HOW TO COMPLETE THIS TASK ▸
Determine how many lines in the records hold "label", and give that number with nothing added.

INPUT MATERIAL ▸
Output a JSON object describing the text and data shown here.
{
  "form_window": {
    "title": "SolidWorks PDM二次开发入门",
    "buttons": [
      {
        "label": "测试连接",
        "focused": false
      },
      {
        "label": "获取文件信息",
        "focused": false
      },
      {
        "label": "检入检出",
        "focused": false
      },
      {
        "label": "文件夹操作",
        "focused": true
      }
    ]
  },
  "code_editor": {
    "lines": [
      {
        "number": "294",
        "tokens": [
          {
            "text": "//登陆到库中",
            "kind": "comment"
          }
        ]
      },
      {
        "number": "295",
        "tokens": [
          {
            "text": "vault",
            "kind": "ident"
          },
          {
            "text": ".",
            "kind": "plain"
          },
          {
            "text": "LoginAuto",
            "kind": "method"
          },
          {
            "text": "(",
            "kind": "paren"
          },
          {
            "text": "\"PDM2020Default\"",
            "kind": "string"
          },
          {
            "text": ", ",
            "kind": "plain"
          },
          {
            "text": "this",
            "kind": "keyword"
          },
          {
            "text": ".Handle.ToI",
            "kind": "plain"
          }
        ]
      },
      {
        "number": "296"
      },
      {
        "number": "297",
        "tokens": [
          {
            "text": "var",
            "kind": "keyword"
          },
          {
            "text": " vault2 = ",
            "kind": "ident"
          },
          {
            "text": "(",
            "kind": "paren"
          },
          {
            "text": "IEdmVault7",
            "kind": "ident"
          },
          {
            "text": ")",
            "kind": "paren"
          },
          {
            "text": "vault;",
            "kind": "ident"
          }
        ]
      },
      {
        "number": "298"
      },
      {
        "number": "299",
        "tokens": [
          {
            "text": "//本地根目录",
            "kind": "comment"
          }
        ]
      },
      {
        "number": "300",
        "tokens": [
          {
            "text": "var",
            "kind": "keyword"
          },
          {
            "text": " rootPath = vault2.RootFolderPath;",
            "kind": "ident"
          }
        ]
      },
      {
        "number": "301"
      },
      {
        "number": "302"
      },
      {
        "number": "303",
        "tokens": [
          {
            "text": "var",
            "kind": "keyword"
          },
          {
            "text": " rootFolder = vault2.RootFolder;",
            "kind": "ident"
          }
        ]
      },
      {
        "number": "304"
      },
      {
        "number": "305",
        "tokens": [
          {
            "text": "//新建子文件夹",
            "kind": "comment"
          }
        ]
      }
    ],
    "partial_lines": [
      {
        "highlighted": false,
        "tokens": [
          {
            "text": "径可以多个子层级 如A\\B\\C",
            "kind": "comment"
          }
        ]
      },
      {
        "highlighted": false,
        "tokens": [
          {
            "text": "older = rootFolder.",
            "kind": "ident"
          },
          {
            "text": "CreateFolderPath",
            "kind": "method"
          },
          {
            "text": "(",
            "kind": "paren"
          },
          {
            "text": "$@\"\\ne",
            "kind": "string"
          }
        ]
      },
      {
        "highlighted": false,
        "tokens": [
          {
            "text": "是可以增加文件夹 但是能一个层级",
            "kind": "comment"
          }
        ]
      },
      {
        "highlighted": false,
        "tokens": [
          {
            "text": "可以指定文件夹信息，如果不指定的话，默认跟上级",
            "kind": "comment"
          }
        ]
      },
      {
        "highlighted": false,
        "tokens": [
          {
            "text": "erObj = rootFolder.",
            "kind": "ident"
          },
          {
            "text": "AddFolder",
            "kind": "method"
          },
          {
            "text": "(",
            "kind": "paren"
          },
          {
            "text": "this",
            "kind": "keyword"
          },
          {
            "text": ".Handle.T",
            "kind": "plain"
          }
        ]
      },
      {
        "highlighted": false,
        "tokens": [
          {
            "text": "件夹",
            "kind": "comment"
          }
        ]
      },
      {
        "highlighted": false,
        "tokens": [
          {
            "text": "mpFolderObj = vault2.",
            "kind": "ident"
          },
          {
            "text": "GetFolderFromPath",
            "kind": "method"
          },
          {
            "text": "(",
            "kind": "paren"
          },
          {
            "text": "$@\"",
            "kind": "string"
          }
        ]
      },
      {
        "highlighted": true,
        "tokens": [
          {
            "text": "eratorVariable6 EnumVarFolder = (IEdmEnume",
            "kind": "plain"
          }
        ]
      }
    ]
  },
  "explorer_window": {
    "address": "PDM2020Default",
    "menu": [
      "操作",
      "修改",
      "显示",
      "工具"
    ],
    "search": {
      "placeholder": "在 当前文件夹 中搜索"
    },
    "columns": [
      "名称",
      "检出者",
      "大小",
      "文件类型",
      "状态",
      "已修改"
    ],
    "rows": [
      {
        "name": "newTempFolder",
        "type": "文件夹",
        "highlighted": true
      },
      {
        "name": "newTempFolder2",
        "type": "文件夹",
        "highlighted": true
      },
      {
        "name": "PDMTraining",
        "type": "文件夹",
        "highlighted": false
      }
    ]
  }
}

OUTPUT OF THE TASK ▸
4